Unmet Dental Needs and Barriers to Care for Children with Significant Special Health Care Need
Authors: Nelson et al.
Pediatric Dentistry Vol 33 Jan/Feb 2011
Resident: Margaret Maclin
Purpose: The first known large scale survey of parents of children with special health care needs to determine their child’s: oral health status; access to dental care; perceived environmental and non environmental barriers; and oral health quality of life, accounting for each child’s medical diagnosis and severity of diagnosis.
Methods: A survey was written by 15 private dentists and the Massachusetts DPH task force on CSHCN which contained 72 questions. The survey contained items on medical diagnosis, description of condition, dental care status - including unmet needs, dental care access, dental care- emergency, general dentistry, pediatric dental specialty care, other specialty care, and hospitalization, dental care transition into adulthood, barriers to dental care; quality of life, background and demographics. The survery was translated into English and Spanish and sent to 3760 families containing children with SHCN.
- 1,128 surveys were completed.
- More than 90% of the children had seen a dentist within the past year.
- 66% saw a pediatric dentist.
- 21% needed intense behavioral intervention.
- Most families had high education, private dental insurance, and above average incomes, 20% of CSHCN had an unmet dental need.
- Children with Craniofacial anomalies had twice as many unmet needs and children with cystic fibrosis had fewer unmet needs.
- Children with cerebral palsy, autism, developmental delay and down syndrome had more aversions to dental treatment, more treatment complications due to medical conditions and more difficulty finding a dentist willing to provide care.
- Children with cystic fibrosis, metabolic disorders and hemophilia had the fewest barriers to care.
Assessment: Its important to note that there are sub pockets of CSHCN that are at higher risk for having unmet dental needs and not just CSHCN as a whole population. Significant influencing factor that was not addressed was diet with these particular children.
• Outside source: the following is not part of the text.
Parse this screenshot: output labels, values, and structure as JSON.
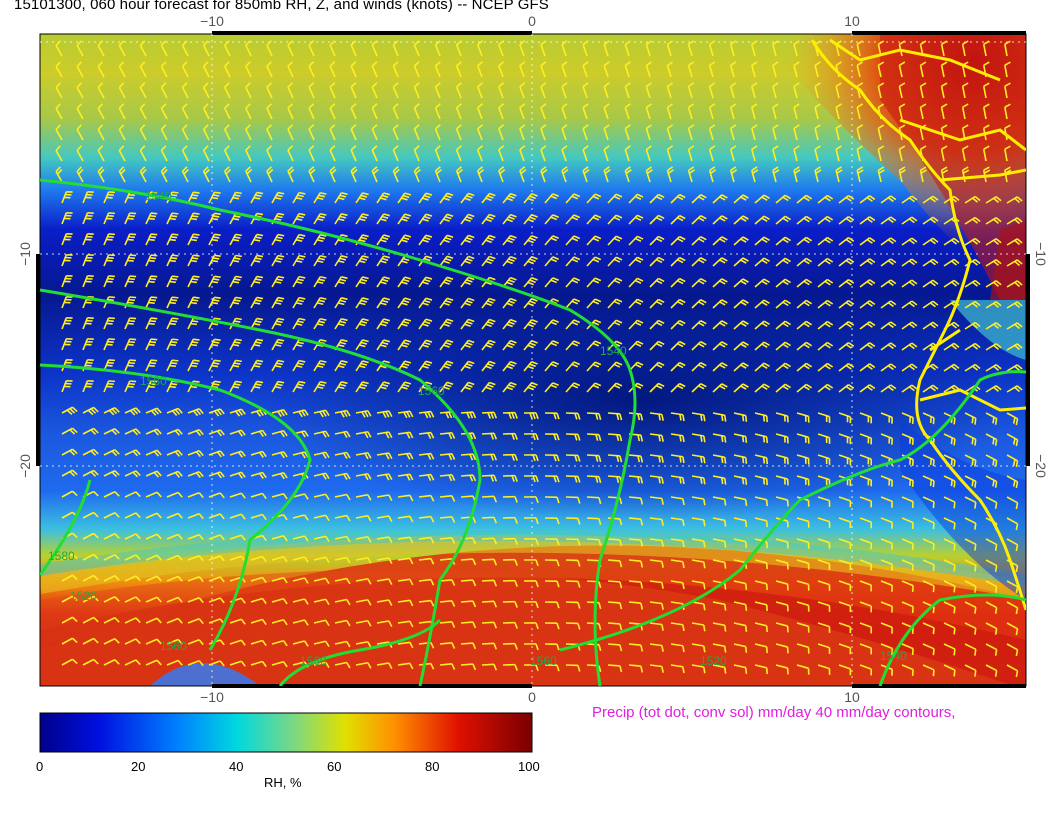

And the difference between unmet dental needs: first time treatment versus unmet dental needs: recurrent decay or new cavitations.